* **Instructions to follow**:
Repeat the entries verbatim.

+++ The data +++

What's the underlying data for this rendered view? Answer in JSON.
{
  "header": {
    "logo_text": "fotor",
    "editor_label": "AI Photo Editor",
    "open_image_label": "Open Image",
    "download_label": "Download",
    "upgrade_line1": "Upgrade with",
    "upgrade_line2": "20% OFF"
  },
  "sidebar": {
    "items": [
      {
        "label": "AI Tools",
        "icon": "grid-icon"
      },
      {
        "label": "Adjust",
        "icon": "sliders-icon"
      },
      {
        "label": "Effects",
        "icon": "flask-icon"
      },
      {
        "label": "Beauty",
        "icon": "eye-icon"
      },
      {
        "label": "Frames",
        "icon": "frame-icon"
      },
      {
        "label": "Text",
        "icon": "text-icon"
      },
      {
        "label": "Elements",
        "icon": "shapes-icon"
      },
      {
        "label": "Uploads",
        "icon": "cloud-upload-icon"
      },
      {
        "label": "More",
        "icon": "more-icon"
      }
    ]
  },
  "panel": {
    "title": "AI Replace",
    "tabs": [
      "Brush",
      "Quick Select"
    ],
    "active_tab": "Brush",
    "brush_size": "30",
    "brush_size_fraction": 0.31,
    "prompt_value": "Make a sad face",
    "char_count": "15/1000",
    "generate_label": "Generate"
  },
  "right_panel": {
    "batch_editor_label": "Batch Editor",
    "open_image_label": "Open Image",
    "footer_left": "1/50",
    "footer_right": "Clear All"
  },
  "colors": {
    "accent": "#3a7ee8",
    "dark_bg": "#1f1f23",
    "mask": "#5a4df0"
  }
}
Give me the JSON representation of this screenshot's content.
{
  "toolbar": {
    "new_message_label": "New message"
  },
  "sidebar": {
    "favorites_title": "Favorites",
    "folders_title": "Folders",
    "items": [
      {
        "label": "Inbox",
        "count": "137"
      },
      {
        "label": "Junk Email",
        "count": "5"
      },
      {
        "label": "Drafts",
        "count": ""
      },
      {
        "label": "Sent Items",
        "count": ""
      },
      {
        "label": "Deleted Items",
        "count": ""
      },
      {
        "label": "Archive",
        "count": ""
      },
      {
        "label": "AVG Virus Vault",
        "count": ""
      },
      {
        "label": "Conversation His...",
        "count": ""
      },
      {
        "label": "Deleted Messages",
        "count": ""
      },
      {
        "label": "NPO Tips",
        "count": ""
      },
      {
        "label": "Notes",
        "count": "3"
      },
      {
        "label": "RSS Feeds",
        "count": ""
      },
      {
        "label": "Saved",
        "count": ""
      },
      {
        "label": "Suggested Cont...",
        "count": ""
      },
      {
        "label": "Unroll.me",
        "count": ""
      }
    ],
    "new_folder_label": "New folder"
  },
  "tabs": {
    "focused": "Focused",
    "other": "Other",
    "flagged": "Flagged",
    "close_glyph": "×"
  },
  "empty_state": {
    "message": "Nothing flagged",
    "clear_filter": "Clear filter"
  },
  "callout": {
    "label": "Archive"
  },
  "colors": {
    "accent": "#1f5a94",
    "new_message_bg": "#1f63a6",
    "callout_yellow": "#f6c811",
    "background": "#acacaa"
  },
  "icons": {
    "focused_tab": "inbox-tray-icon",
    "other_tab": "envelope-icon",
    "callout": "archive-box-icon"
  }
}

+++

* **Answer for this exercise**:
What's the underlying data for this rendered view? Answer in JSON.
{
  "header": {
    "logo_text": "fotor",
    "editor_label": "AI Photo Editor",
    "open_image_label": "Open Image",
    "download_label": "Download",
    "upgrade_line1": "Upgrade with",
    "upgrade_line2": "20% OFF"
  },
  "sidebar": {
    "items": [
      {
        "label": "AI Tools",
        "icon": "grid-icon"
      },
      {
        "label": "Adjust",
        "icon": "sliders-icon"
      },
      {
        "label": "Effects",
        "icon": "flask-icon"
      },
      {
        "label": "Beauty",
        "icon": "eye-icon"
      },
      {
        "label": "Frames",
        "icon": "frame-icon"
      },
      {
        "label": "Text",
        "icon": "text-icon"
      },
      {
        "label": "Elements",
        "icon": "shapes-icon"
      },
      {
        "label": "Uploads",
        "icon": "cloud-upload-icon"
      },
      {
        "label": "More",
        "icon": "more-icon"
      }
    ]
  },
  "panel": {
    "title": "AI Replace",
    "tabs": [
      "Brush",
      "Quick Select"
    ],
    "active_tab": "Brush",
    "brush_size": "30",
    "brush_size_fraction": 0.31,
    "prompt_value": "Make a sad face",
    "char_count": "15/1000",
    "generate_label": "Generate"
  },
  "right_panel": {
    "batch_editor_label": "Batch Editor",
    "open_image_label": "Open Image",
    "footer_left": "1/50",
    "footer_right": "Clear All"
  },
  "colors": {
    "accent": "#3a7ee8",
    "dark_bg": "#1f1f23",
    "mask": "#5a4df0"
  }
}
Give me the JSON representation of this screenshot's content.
{
  "toolbar": {
    "new_message_label": "New message"
  },
  "sidebar": {
    "favorites_title": "Favorites",
    "folders_title": "Folders",
    "items": [
      {
        "label": "Inbox",
        "count": "137"
      },
      {
        "label": "Junk Email",
        "count": "5"
      },
      {
        "label": "Drafts",
        "count": ""
      },
      {
        "label": "Sent Items",
        "count": ""
      },
      {
        "label": "Deleted Items",
        "count": ""
      },
      {
        "label": "Archive",
        "count": ""
      },
      {
        "label": "AVG Virus Vault",
        "count": ""
      },
      {
        "label": "Conversation His...",
        "count": ""
      },
      {
        "label": "Deleted Messages",
        "count": ""
      },
      {
        "label": "NPO Tips",
        "count": ""
      },
      {
        "label": "Notes",
        "count": "3"
      },
      {
        "label": "RSS Feeds",
        "count": ""
      },
      {
        "label": "Saved",
        "count": ""
      },
      {
        "label": "Suggested Cont...",
        "count": ""
      },
      {
        "label": "Unroll.me",
        "count": ""
      }
    ],
    "new_folder_label": "New folder"
  },
  "tabs": {
    "focused": "Focused",
    "other": "Other",
    "flagged": "Flagged",
    "close_glyph": "×"
  },
  "empty_state": {
    "message": "Nothing flagged",
    "clear_filter": "Clear filter"
  },
  "callout": {
    "label": "Archive"
  },
  "colors": {
    "accent": "#1f5a94",
    "new_message_bg": "#1f63a6",
    "callout_yellow": "#f6c811",
    "background": "#acacaa"
  },
  "icons": {
    "focused_tab": "inbox-tray-icon",
    "other_tab": "envelope-icon",
    "callout": "archive-box-icon"
  }
}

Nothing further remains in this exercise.